■ **Task to complete**
Pictures aside, return all of the records exactly as they stand.

[App and web page records]
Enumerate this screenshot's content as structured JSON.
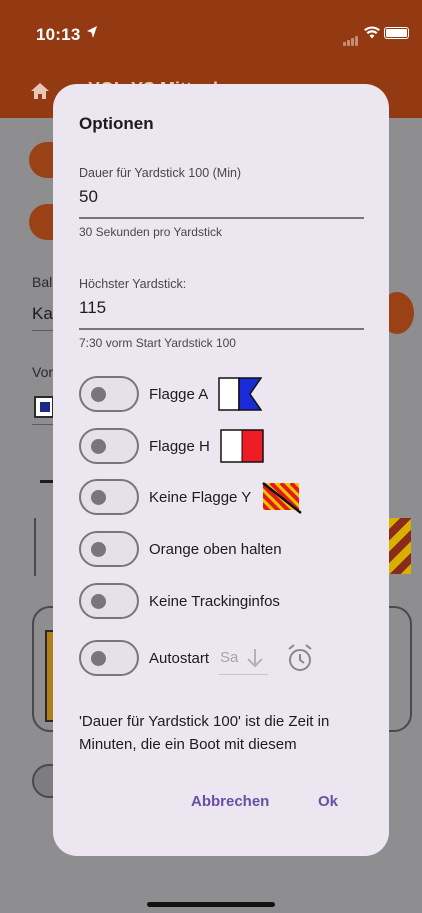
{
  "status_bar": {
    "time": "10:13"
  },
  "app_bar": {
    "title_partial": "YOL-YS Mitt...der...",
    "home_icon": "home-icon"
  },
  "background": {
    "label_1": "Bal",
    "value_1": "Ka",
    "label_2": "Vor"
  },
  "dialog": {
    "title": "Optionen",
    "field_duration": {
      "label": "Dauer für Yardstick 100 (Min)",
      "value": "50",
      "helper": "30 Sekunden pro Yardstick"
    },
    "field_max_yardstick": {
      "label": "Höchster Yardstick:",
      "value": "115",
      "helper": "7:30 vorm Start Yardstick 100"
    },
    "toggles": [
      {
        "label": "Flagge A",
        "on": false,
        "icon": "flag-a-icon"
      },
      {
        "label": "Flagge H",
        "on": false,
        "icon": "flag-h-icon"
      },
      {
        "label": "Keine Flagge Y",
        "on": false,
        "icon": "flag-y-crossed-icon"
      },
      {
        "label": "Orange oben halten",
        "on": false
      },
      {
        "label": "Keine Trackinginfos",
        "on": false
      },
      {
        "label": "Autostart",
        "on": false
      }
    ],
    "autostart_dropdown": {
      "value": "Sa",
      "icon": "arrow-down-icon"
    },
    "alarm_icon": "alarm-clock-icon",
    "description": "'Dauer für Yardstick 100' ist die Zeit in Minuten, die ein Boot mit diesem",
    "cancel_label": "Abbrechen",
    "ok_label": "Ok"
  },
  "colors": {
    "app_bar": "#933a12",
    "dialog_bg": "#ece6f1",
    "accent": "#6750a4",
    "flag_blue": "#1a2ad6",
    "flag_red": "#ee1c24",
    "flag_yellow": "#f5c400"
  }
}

■ **Result of this exercise**
Enumerate this screenshot's content as structured JSON.
{
  "status_bar": {
    "time": "10:13"
  },
  "app_bar": {
    "title_partial": "YOL-YS Mitt...der...",
    "home_icon": "home-icon"
  },
  "background": {
    "label_1": "Bal",
    "value_1": "Ka",
    "label_2": "Vor"
  },
  "dialog": {
    "title": "Optionen",
    "field_duration": {
      "label": "Dauer für Yardstick 100 (Min)",
      "value": "50",
      "helper": "30 Sekunden pro Yardstick"
    },
    "field_max_yardstick": {
      "label": "Höchster Yardstick:",
      "value": "115",
      "helper": "7:30 vorm Start Yardstick 100"
    },
    "toggles": [
      {
        "label": "Flagge A",
        "on": false,
        "icon": "flag-a-icon"
      },
      {
        "label": "Flagge H",
        "on": false,
        "icon": "flag-h-icon"
      },
      {
        "label": "Keine Flagge Y",
        "on": false,
        "icon": "flag-y-crossed-icon"
      },
      {
        "label": "Orange oben halten",
        "on": false
      },
      {
        "label": "Keine Trackinginfos",
        "on": false
      },
      {
        "label": "Autostart",
        "on": false
      }
    ],
    "autostart_dropdown": {
      "value": "Sa",
      "icon": "arrow-down-icon"
    },
    "alarm_icon": "alarm-clock-icon",
    "description": "'Dauer für Yardstick 100' ist die Zeit in Minuten, die ein Boot mit diesem",
    "cancel_label": "Abbrechen",
    "ok_label": "Ok"
  },
  "colors": {
    "app_bar": "#933a12",
    "dialog_bg": "#ece6f1",
    "accent": "#6750a4",
    "flag_blue": "#1a2ad6",
    "flag_red": "#ee1c24",
    "flag_yellow": "#f5c400"
  }
}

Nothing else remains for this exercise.